Retinal dopamine is a critical modulator of high acuity, light-adapted vision and photoreceptor coupling in the retina. Dopaminergic amacrine cells (DACs) serve as the sole source of retinal dopamine, and dopamine release in the retina follows a circadian rhythm and is modulated by light exposure. However, the retinal circuits through which light influences the development and function of DACs are still unknown. Intrinsically photosensitive retinal ganglion cells (ipRGCs) have emerged as a prime target for influencing retinal dopamine levels because they costratify with DACs in the inner plexiform layer and signal to them in a retrograde manner. Surprisingly, using genetic mouse models lacking specific phototransduction pathways, we find that while light influences the total number of DACs and retinal dopamine levels, this effect does not require ipRGCs. Instead, we find that the rod pathway is a critical modulator of both DAC number and retinal dopamine levels.

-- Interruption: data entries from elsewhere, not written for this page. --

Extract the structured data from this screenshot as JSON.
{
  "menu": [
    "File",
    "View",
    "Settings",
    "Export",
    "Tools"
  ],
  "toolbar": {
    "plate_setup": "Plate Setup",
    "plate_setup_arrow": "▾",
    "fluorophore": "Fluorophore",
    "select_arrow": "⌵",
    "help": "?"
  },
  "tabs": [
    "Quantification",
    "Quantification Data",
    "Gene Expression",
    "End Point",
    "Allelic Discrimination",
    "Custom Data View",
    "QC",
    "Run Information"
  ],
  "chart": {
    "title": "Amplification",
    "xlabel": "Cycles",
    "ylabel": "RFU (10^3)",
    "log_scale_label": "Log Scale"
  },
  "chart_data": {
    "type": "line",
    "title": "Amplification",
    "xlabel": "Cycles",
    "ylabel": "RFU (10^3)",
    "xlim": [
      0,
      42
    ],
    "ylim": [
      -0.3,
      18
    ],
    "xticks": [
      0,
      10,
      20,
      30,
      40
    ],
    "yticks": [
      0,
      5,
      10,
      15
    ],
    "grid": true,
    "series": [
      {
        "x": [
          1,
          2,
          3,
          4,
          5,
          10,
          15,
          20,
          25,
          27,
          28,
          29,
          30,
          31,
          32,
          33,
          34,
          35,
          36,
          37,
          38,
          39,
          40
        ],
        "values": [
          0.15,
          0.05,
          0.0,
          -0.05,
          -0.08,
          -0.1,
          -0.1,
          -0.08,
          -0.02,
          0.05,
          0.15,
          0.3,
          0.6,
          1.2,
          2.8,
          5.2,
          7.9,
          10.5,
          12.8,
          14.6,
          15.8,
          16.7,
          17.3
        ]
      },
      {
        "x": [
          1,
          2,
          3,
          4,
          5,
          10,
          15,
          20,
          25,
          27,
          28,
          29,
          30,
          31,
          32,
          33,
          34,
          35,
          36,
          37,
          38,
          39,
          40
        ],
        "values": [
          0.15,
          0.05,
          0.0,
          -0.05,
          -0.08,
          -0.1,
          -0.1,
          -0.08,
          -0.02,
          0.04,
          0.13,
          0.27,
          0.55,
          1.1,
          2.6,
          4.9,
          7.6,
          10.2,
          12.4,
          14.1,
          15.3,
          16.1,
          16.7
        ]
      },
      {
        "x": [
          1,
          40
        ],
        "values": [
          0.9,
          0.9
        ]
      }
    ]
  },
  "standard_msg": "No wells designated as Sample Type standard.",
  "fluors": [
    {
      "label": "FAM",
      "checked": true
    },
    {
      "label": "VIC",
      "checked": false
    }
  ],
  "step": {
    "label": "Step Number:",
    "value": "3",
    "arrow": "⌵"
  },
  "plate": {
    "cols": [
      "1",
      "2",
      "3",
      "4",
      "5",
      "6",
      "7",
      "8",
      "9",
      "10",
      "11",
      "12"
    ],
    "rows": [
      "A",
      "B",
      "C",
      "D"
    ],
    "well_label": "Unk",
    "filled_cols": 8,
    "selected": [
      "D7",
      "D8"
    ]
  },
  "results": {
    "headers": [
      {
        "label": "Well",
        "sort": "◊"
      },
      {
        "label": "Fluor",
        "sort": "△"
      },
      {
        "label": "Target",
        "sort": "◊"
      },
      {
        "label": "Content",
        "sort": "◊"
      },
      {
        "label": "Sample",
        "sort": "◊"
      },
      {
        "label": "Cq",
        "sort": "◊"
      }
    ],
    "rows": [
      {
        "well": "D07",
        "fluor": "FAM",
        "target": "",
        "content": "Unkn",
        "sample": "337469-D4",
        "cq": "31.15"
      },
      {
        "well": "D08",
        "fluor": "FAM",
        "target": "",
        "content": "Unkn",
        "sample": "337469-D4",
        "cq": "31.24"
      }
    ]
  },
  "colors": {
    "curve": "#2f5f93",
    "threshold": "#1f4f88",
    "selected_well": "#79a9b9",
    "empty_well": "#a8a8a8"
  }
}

ASJC Scopus subject areas
- Immunology and Microbiology(all)
- Biochemistry, Genetics and Molecular Biology(all)